* **EXERCISE**: Please repeat each line of the data exactly, with nothing left out.

**********

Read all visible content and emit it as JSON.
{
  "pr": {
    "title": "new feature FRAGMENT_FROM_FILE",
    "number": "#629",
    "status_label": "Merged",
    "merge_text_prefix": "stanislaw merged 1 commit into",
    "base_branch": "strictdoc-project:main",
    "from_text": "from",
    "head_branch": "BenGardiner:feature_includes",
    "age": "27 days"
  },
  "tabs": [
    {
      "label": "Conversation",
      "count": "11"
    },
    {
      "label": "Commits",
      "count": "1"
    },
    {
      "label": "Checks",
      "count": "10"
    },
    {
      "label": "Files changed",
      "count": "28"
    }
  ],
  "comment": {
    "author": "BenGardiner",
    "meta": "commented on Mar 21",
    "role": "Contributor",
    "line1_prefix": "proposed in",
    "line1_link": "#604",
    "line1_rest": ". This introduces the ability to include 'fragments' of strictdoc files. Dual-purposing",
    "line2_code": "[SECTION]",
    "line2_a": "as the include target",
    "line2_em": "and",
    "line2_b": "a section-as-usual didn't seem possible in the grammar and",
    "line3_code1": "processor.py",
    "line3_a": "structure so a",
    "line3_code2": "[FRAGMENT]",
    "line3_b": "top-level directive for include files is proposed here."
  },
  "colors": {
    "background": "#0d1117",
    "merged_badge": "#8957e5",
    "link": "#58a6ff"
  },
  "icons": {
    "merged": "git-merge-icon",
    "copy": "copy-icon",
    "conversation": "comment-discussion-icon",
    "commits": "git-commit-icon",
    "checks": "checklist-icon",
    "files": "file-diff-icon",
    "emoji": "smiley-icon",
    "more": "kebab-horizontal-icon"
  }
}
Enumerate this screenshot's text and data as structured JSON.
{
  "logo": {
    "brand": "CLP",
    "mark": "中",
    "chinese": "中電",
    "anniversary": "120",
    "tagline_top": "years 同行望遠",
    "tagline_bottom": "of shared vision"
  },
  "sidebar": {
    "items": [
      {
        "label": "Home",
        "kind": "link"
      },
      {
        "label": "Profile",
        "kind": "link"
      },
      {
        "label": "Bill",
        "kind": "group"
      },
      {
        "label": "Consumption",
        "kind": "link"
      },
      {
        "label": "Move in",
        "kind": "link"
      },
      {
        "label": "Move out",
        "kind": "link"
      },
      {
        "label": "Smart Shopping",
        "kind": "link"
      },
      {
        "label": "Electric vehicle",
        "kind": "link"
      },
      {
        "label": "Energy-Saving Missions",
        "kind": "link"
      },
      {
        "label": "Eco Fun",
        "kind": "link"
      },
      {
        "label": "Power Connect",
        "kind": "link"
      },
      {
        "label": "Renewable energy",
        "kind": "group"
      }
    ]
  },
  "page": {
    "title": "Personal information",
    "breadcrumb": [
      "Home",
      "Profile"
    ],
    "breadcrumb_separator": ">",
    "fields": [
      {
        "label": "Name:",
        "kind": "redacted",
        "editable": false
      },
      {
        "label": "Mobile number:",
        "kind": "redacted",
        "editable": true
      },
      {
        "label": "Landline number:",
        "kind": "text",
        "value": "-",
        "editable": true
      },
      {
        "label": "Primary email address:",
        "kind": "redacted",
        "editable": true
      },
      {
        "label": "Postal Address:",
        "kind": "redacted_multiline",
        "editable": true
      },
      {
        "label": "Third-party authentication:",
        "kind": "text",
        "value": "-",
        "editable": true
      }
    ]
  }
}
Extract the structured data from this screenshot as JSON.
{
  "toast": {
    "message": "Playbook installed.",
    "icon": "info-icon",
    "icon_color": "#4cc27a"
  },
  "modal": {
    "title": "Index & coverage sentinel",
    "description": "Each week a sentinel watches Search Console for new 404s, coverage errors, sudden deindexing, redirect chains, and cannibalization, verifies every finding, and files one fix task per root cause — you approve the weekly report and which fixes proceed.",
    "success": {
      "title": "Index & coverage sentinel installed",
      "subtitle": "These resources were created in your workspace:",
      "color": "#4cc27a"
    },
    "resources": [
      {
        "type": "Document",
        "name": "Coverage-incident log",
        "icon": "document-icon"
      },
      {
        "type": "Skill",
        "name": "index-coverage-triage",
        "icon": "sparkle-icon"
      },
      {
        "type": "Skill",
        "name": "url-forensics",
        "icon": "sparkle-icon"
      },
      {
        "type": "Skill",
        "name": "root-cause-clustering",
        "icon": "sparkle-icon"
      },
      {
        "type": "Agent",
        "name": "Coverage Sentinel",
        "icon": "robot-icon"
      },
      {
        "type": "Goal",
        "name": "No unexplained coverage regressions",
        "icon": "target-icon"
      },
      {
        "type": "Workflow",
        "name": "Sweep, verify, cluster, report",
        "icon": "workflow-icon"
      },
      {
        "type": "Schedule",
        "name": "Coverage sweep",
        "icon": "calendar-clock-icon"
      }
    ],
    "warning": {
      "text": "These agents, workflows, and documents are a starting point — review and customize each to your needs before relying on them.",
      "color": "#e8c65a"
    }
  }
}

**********

* **RESPONSE AREA**:
Read all visible content and emit it as JSON.
{
  "pr": {
    "title": "new feature FRAGMENT_FROM_FILE",
    "number": "#629",
    "status_label": "Merged",
    "merge_text_prefix": "stanislaw merged 1 commit into",
    "base_branch": "strictdoc-project:main",
    "from_text": "from",
    "head_branch": "BenGardiner:feature_includes",
    "age": "27 days"
  },
  "tabs": [
    {
      "label": "Conversation",
      "count": "11"
    },
    {
      "label": "Commits",
      "count": "1"
    },
    {
      "label": "Checks",
      "count": "10"
    },
    {
      "label": "Files changed",
      "count": "28"
    }
  ],
  "comment": {
    "author": "BenGardiner",
    "meta": "commented on Mar 21",
    "role": "Contributor",
    "line1_prefix": "proposed in",
    "line1_link": "#604",
    "line1_rest": ". This introduces the ability to include 'fragments' of strictdoc files. Dual-purposing",
    "line2_code": "[SECTION]",
    "line2_a": "as the include target",
    "line2_em": "and",
    "line2_b": "a section-as-usual didn't seem possible in the grammar and",
    "line3_code1": "processor.py",
    "line3_a": "structure so a",
    "line3_code2": "[FRAGMENT]",
    "line3_b": "top-level directive for include files is proposed here."
  },
  "colors": {
    "background": "#0d1117",
    "merged_badge": "#8957e5",
    "link": "#58a6ff"
  },
  "icons": {
    "merged": "git-merge-icon",
    "copy": "copy-icon",
    "conversation": "comment-discussion-icon",
    "commits": "git-commit-icon",
    "checks": "checklist-icon",
    "files": "file-diff-icon",
    "emoji": "smiley-icon",
    "more": "kebab-horizontal-icon"
  }
}
Enumerate this screenshot's text and data as structured JSON.
{
  "logo": {
    "brand": "CLP",
    "mark": "中",
    "chinese": "中電",
    "anniversary": "120",
    "tagline_top": "years 同行望遠",
    "tagline_bottom": "of shared vision"
  },
  "sidebar": {
    "items": [
      {
        "label": "Home",
        "kind": "link"
      },
      {
        "label": "Profile",
        "kind": "link"
      },
      {
        "label": "Bill",
        "kind": "group"
      },
      {
        "label": "Consumption",
        "kind": "link"
      },
      {
        "label": "Move in",
        "kind": "link"
      },
      {
        "label": "Move out",
        "kind": "link"
      },
      {
        "label": "Smart Shopping",
        "kind": "link"
      },
      {
        "label": "Electric vehicle",
        "kind": "link"
      },
      {
        "label": "Energy-Saving Missions",
        "kind": "link"
      },
      {
        "label": "Eco Fun",
        "kind": "link"
      },
      {
        "label": "Power Connect",
        "kind": "link"
      },
      {
        "label": "Renewable energy",
        "kind": "group"
      }
    ]
  },
  "page": {
    "title": "Personal information",
    "breadcrumb": [
      "Home",
      "Profile"
    ],
    "breadcrumb_separator": ">",
    "fields": [
      {
        "label": "Name:",
        "kind": "redacted",
        "editable": false
      },
      {
        "label": "Mobile number:",
        "kind": "redacted",
        "editable": true
      },
      {
        "label": "Landline number:",
        "kind": "text",
        "value": "-",
        "editable": true
      },
      {
        "label": "Primary email address:",
        "kind": "redacted",
        "editable": true
      },
      {
        "label": "Postal Address:",
        "kind": "redacted_multiline",
        "editable": true
      },
      {
        "label": "Third-party authentication:",
        "kind": "text",
        "value": "-",
        "editable": true
      }
    ]
  }
}
Extract the structured data from this screenshot as JSON.
{
  "toast": {
    "message": "Playbook installed.",
    "icon": "info-icon",
    "icon_color": "#4cc27a"
  },
  "modal": {
    "title": "Index & coverage sentinel",
    "description": "Each week a sentinel watches Search Console for new 404s, coverage errors, sudden deindexing, redirect chains, and cannibalization, verifies every finding, and files one fix task per root cause — you approve the weekly report and which fixes proceed.",
    "success": {
      "title": "Index & coverage sentinel installed",
      "subtitle": "These resources were created in your workspace:",
      "color": "#4cc27a"
    },
    "resources": [
      {
        "type": "Document",
        "name": "Coverage-incident log",
        "icon": "document-icon"
      },
      {
        "type": "Skill",
        "name": "index-coverage-triage",
        "icon": "sparkle-icon"
      },
      {
        "type": "Skill",
        "name": "url-forensics",
        "icon": "sparkle-icon"
      },
      {
        "type": "Skill",
        "name": "root-cause-clustering",
        "icon": "sparkle-icon"
      },
      {
        "type": "Agent",
        "name": "Coverage Sentinel",
        "icon": "robot-icon"
      },
      {
        "type": "Goal",
        "name": "No unexplained coverage regressions",
        "icon": "target-icon"
      },
      {
        "type": "Workflow",
        "name": "Sweep, verify, cluster, report",
        "icon": "workflow-icon"
      },
      {
        "type": "Schedule",
        "name": "Coverage sweep",
        "icon": "calendar-clock-icon"
      }
    ],
    "warning": {
      "text": "These agents, workflows, and documents are a starting point — review and customize each to your needs before relying on them.",
      "color": "#e8c65a"
    }
  }
}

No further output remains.